From the very first listen, there is a go hard or go home atmosphere in the air with Canterbury’s second record, Heavy In The Day. A tale regularly told by British pop punk and rock bands, theirs is a career that long backdates their formal releases, years spent clocking up road miles, playing toilet venues and trying to boost their circulation via word of mouth and reputation alone.
It’s a tricky road. But it makes it all the more worthwhile when it finally pays off. Heavy In The Day is a textbook example of sticking to your guns, knowing that one day it will all come good.
The title track is a suitably weighty opener, its subtle string accompaniment not forced, descending into a hurricane of guitars that made it stand out back in January when I saw them debut it on tour. It’s slow enough to be mysterious and intriguing without getting boring, a gentle precursor to Something Better, a track with an intro Andrew W.K would be proud of. This nod to shameless party rock anthems becomes a theme, with Gloria’s guitar hook coming off somewhere between a dirtier Since U Been Gone and an offcut from the first Killers record, and Drive Ride Drive nicking a riff from My Chemical Romance’s Killjoys era.
Whether intentional or not, Heavy In The Day is a very ‘big’ sounding record. Production is crystal clear, especially on the singles. More Than Know’s inching bass beckons you through the forest of chugging guitars and skittery drums into the clearing of a pogo-worthy chorus, really illustrating a progression and a growing awareness for song structure. On a decent set of headphones, it would sound amazing. Ready Yet? undergoes similar treatment, it’s ‘I'm only trusting me this time’ refrain sizzling with the independence they have maintained since their self-released debut, Thankyou. It allows Mike Sparks and Luke Prebble to shine as singers, building up to their latest single Saviour, where Sparks really seems to let himself rein loose.

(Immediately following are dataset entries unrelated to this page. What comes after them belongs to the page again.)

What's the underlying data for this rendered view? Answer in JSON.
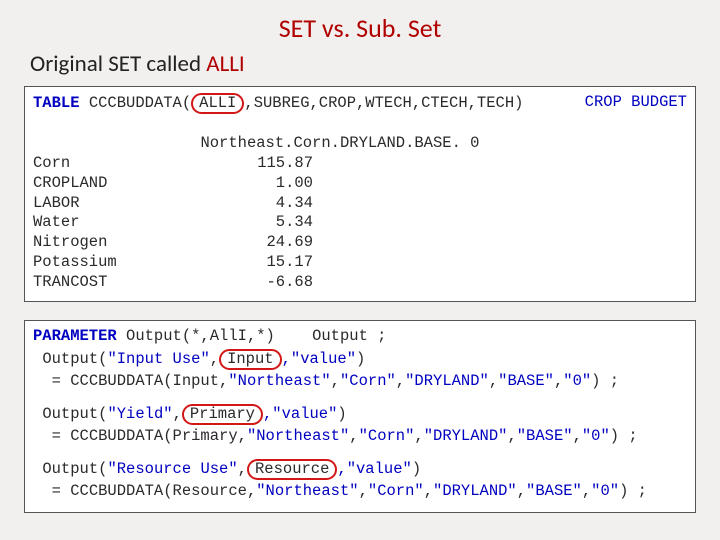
{
  "title": "SET vs. Sub. Set",
  "subtitle_prefix": "Original SET called  ",
  "subtitle_key": "ALLI",
  "box1": {
    "table_kw": "TABLE",
    "table_name": "CCCBUDDATA",
    "alli": "ALLI",
    "rest_sig": "SUBREG,CROP,WTECH,CTECH,TECH)",
    "right_label": "CROP BUDGET",
    "heading": "Northeast.Corn.DRYLAND.BASE. 0",
    "rows": [
      {
        "label": "Corn",
        "value": "115.87"
      },
      {
        "label": "CROPLAND",
        "value": "1.00"
      },
      {
        "label": "LABOR",
        "value": "4.34"
      },
      {
        "label": "Water",
        "value": "5.34"
      },
      {
        "label": "Nitrogen",
        "value": "24.69"
      },
      {
        "label": "Potassium",
        "value": "15.17"
      },
      {
        "label": "TRANCOST",
        "value": "-6.68"
      }
    ]
  },
  "box2": {
    "param_kw": "PARAMETER",
    "param_decl_a": " Output(*,",
    "param_decl_key": "AllI",
    "param_decl_b": ",*)    Output ;",
    "groups": [
      {
        "lhs_a": " Output(",
        "q1": "\"Input Use\"",
        "mid": ",",
        "circ": "Input",
        "q2": ",\"value\"",
        "lhs_b": ")",
        "rhs": "  = CCCBUDDATA(Input,\"Northeast\",\"Corn\",\"DRYLAND\",\"BASE\",\"0\") ;"
      },
      {
        "lhs_a": " Output(",
        "q1": "\"Yield\"",
        "mid": ",",
        "circ": "Primary",
        "q2": ",\"value\"",
        "lhs_b": ")",
        "rhs": "  = CCCBUDDATA(Primary,\"Northeast\",\"Corn\",\"DRYLAND\",\"BASE\",\"0\") ;"
      },
      {
        "lhs_a": " Output(",
        "q1": "\"Resource Use\"",
        "mid": ",",
        "circ": "Resource",
        "q2": ",\"value\"",
        "lhs_b": ")",
        "rhs": "  = CCCBUDDATA(Resource,\"Northeast\",\"Corn\",\"DRYLAND\",\"BASE\",\"0\") ;"
      }
    ]
  }
}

When the rock dies down, there is still plenty of joy to be had. Wrapped In Rainbows witchy intro and pacey verses seem to sit a little oddly with the somewhat sparse choruses at first, but after a few listens the button marked ‘anthem’ is still firmly pressed down, knuckles glowing white. I’m a sucker for a sappy pop punk ballad, and She’s A Flame satisfies that need, demonstrating their more sensitive side nicely , like Keane or even, dare I say it, Robbie Williams at the peak of his powers. You weren’t expecting that, were you?
By the time we reach closer Seen It All, the calm after the storm is a welcome moment. It starts dreamily, sounding disconcertingly familiar, but by the time it hits the glorious halfway mark, you know that it is destined to be the last song in their set before their encore for a long time. And you know what encores mean? Longer sets, bigger venues and headline bookings. And quite frankly, it’s no less that what they deserve.
Already a very accomplished and well oiled live band, this selection of extra great songs will pad out their catalogue nicely, allowing them to ambush any strand of rock in the future, whether it be the theatrical pop rock of Panic at The Disco and Fun., the indie guitar of Kings of Leon or indeed their own direction entirely. Is it this three dimensionality that will make Heavy In The Day stand head and shoulders above it’s competitors, and what makes it such a startling listen.